1 to 3 feet
From 1 to 2 feet
garden plans for Corydalis
Typically a soft shade of blue-green, corydalis' intricate compound leaves give the plant a soft, airy feel that contrasts beautifully against shade plants with coarser textures, such as hostas. In spring and early summer, corydalis sports clusters of small, showy blossoms held above the foliage. The flowers' wide variety of colors—creamy white, yellow, purple, pink, red, and blue—is somewhat unusual for shade-loving plants.
Corydalis Care Must-Knows
Corydalis grows best in humus-rich, consistently moist but well-drained soil. It also likes lightly sun-dappled conditions that resemble woodlands, especially in hot summer climates. South of Zone 7, this plant's growth may slow down or even stop. In the Pacific Northwest's cool summer climate, on the other hand, corydalis may bloom all summer long and well into fall. Too much shade results in lanky plants and sparse flowers. Letting corydalis sit in water risks rot.

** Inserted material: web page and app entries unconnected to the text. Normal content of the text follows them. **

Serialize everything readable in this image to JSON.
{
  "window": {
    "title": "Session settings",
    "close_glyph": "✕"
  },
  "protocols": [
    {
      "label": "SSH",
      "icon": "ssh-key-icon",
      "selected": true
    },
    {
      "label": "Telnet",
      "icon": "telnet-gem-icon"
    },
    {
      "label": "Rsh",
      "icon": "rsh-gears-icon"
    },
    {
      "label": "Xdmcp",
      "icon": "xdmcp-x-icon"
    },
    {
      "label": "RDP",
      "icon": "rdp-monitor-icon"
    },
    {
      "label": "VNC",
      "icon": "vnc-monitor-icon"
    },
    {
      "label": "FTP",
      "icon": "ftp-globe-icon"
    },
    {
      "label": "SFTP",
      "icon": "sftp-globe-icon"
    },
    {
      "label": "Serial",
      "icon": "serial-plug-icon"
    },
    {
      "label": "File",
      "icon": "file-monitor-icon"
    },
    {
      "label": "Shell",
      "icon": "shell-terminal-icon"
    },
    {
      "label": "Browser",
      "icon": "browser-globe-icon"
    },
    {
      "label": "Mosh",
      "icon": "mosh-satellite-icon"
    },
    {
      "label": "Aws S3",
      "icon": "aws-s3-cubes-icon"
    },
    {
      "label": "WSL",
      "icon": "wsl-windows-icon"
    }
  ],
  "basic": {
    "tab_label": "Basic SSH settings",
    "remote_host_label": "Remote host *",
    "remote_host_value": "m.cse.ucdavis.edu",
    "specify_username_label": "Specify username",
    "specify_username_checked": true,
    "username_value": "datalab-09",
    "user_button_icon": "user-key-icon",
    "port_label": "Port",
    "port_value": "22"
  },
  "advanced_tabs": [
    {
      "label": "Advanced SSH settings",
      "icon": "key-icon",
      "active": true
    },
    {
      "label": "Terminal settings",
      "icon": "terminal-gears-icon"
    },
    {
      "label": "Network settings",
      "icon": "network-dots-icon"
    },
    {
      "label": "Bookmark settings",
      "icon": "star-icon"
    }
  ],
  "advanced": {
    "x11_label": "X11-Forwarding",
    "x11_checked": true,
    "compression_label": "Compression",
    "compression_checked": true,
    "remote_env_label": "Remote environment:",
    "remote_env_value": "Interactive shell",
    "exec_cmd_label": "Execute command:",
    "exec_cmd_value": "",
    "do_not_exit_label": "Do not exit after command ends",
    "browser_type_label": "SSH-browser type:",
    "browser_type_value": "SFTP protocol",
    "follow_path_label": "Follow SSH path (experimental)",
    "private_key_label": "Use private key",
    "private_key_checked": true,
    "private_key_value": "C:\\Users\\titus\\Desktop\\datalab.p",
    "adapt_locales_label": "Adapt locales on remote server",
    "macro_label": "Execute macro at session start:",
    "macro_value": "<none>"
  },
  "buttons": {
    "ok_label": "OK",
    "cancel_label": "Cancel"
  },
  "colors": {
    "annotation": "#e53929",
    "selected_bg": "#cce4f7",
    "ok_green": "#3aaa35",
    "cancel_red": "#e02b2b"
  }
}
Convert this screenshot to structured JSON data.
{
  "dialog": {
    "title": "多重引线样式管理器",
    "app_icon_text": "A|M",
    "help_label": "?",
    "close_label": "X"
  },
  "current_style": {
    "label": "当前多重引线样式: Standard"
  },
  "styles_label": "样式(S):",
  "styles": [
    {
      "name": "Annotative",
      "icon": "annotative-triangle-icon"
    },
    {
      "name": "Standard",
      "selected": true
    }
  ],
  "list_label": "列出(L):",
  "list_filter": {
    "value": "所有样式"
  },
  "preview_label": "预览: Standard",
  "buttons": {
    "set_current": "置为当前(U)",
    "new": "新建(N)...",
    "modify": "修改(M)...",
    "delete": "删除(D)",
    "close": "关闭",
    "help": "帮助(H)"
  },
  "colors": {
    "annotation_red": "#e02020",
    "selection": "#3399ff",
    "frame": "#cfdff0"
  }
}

Most corydalis species enthusiastically self-seed, sometimes almost to the point of being viewed as weeds. Young seedlings are easy to remove and transplant to more desirable spaces. Divide clumps every two to three years in the spring—understanding that as corydalis gets older, it dislikes being disturbed.